The Backyard: 3 / 5 bananas
A Netflix Instant Streaming morbid curiosity entry about jackasses who beat the shit out of each other in their backyards because they want to be professional wrestlers. For the most part it’s worth watching so you can psychologically evaluate all these numbskulls. Most just do it for fun, to entertain their friends, or for a quick buck, but none of them are really doing much of anything to expand their skillset beyond figuring out the next thing they can use to hurt themselves withh. But there’s one story in particular – a guy who is actually taking steps to get into the WWE – that makes the whole thing more than mere exploitation.

Walk Hard: 3 / 5 bananas
A very good spoof of the musical biography genre. Like Anchorman, it’s the individual moments in the film that are really funny, rather than the overall plotline. In fact, there’s a pretty big section of the film that’s utterly forgettable. But there are plenty of laughs in between that make it a fun one to catch every once in a while.

The Ten: 4 / 5 bananas
I can’t help it – I like The State alumni films. This film has a few weak spots – namely the annoying rhino (or is it a hippo) cartoon in the middle that I fast-forward through now. But there are so many great spots – the two middle-aged guys groovin’ out to Bonnie Raitt, the Diane Wiest conversation, Winona Ryder getting it on with a puppet – that it’s not a complete failure by any means.

Dead Man’s Shoes: 4 / 5 bananas
This little-seen Irish film gives us an interesting take on vengeance. Ex-military brother comes home to seek revenge on some thugs who messed with his younger, mentally-deficient brother. As we see flashback scenes of what they did to the young man, you can see how they were cruel, but were their actions worth getting killed for? Throughout the film you’re meant to question if the older brother has gone too far, until you realize there’s more to the story than meets the eye. And then you’re left wondering if he was justified or if he was just deranged.

30 Rock Seasons 1 and 2: 5 / 5 bananas
I watched a few episodes of this when it first came out a few years ago and I just couldn’t get into it. I think it was just something I wasn’t expecting, so it threw me off. Thankfully I’ve caught up on this incredible show and am now chomping at the bit to keep watching as the seasons are released on DVD. Needless to say I’m very glad I gave this one another shot to win me over.

The Wrestler: 5 / 5 bananas
Wow. What an amazing, emotionally-draining film. I was with The Bull every step of the way, feeling his pain, feeling his frustration, feeling his hopelessness. I cannot recommend this one enough, but know going in that you will not be happy afterward. Such a great film with an incredible performance by Mickey Rourke.

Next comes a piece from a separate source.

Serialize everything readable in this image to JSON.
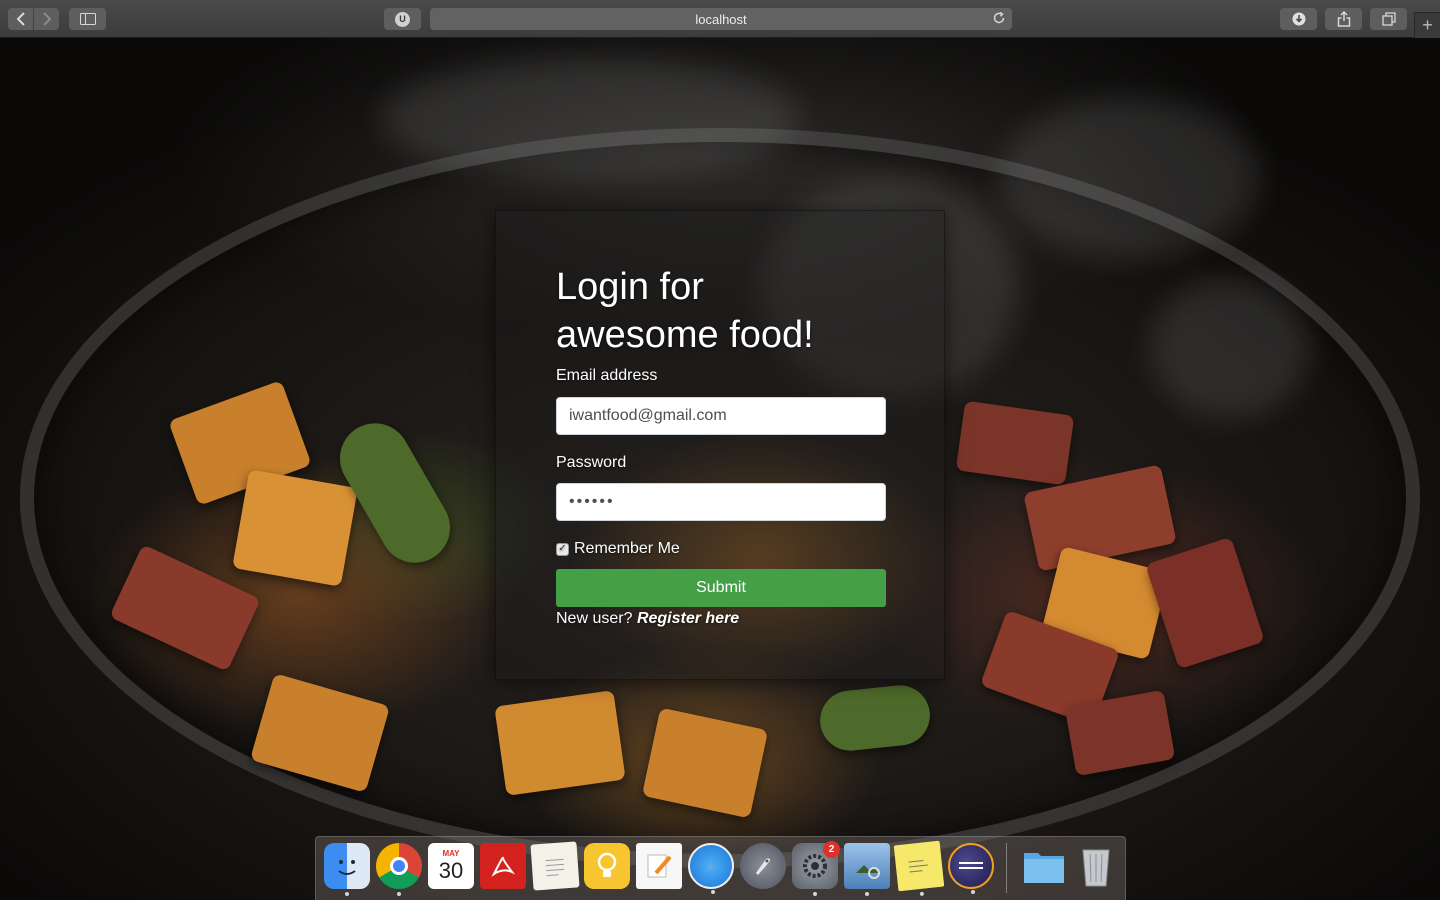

Mysterious Skin: 3.5 / 5 bananas
What a disturbing film. I’d describe the plot, but I don’t want those keywords to start pointing people to my site from Google. Let’s just say it was a breakthrough performance from Joseph Gordon-Levitt and leave it at that.